Some types of bacteria living in the sea are spreading a deadly sea star disease. They require a high amount of oxygen to survive and hence they are leading to the scarcity of oxygen in the seawater. Their presence near sea stars is leading to the deaths of sea stars due to the depletion of oxygen in the water.
Due to an insufficient supply of oxygen, sea stars suffer suffocation and it leads to the melting of sea stars in a puddle of slime. Scientists have noticed that sea star wasting disease is responsible for deadly symptoms like decaying tissue and loss of limbs.
This disease was earlier noticed in 2013 when a massive number of sea star deaths were observed on the US Pacific Coast. Before 2013, the outbreak of this disease was noticed but it was not on a large scale. At that time, scientists thought in 2014 that a virus or bacterium might be responsible for the sickness of sea stars.
But soon, further studies rejected any relationship between the virus and the deaths of sea stars. It left scientists perplexed and they continue their research work to come to the conclusion that nutrient loving microbes spread the disease in seawater.
Scientists have discovered that certain types of microbes known as copiotrohs thrive in nutrients rich environments present nearby the sea stars at higher levels. Ian Hewson, a marine biologist at Cornell University, has expressed that seawater disease is not caused by a contagious pathogen.

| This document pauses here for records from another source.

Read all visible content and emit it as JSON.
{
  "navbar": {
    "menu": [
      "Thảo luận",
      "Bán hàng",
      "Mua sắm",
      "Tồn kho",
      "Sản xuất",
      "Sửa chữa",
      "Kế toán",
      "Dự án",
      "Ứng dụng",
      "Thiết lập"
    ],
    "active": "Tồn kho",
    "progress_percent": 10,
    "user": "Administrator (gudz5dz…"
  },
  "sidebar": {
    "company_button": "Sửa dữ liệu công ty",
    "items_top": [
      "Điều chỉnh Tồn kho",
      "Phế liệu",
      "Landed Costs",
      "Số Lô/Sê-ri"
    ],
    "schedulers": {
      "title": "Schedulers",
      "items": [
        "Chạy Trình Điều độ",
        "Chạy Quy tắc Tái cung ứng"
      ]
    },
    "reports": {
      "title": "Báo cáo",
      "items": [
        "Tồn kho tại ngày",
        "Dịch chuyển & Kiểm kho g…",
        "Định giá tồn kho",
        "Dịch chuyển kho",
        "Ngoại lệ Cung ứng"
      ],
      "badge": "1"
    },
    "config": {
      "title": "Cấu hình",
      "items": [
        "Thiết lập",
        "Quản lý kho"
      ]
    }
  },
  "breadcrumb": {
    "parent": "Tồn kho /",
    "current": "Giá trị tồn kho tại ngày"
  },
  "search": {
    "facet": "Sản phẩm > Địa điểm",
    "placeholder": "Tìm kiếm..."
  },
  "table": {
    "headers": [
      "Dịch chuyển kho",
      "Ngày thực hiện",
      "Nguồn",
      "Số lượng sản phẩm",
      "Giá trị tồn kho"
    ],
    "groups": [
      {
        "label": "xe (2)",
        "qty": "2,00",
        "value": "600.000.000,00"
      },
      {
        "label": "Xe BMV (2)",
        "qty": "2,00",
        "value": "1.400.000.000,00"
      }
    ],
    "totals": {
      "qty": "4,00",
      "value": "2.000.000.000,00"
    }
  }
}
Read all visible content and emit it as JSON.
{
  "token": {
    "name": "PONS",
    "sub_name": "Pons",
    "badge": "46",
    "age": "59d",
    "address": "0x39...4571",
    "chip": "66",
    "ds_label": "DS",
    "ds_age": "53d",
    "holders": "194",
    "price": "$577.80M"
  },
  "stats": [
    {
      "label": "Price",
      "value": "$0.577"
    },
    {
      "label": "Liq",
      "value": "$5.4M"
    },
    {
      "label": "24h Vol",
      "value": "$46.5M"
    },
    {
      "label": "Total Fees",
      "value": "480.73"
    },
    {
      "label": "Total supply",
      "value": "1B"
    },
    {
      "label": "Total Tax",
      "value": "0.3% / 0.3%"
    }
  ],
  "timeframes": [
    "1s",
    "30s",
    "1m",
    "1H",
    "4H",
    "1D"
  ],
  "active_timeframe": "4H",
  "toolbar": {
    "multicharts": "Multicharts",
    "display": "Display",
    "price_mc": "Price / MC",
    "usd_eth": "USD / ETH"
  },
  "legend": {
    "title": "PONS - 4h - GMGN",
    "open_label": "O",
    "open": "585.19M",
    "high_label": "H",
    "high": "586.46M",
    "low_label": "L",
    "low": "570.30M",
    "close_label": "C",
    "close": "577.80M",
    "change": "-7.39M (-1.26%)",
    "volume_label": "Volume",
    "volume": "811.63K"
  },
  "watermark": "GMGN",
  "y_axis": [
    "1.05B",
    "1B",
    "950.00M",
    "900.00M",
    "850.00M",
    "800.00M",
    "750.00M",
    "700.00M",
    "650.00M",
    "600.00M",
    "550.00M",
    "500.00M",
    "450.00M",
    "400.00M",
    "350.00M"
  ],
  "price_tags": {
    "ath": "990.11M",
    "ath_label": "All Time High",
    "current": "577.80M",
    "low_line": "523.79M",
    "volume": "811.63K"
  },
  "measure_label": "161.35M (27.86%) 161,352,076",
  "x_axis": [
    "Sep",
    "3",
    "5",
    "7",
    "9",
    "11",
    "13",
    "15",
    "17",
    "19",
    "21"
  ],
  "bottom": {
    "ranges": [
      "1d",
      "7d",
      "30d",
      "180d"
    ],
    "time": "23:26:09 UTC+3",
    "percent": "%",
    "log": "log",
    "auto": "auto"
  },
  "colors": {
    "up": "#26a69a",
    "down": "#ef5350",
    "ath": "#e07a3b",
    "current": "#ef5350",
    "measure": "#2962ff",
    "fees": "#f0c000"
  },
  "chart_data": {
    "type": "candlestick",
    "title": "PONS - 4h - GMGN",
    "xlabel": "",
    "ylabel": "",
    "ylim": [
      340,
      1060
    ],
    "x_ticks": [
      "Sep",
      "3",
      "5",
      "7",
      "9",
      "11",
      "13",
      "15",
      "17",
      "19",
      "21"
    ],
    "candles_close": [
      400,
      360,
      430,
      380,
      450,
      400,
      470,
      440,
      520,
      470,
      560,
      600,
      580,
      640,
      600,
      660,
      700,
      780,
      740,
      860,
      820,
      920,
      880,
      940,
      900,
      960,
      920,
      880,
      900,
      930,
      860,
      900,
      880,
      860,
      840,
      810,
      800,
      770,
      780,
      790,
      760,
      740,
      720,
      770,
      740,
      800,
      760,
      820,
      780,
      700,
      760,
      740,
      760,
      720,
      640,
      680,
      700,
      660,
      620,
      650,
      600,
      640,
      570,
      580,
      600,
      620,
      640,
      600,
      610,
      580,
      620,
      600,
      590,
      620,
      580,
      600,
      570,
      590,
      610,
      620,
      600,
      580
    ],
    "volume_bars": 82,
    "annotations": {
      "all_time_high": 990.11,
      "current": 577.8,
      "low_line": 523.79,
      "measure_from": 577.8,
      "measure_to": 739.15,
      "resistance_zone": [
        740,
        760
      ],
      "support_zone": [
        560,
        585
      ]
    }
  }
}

But its transmission is making dying sea stars produce more organic matter to facilitate the growth of the bacteria nearby healthy animals. She says it is a snowball effect and this situation is likely to deteriorate with climate change.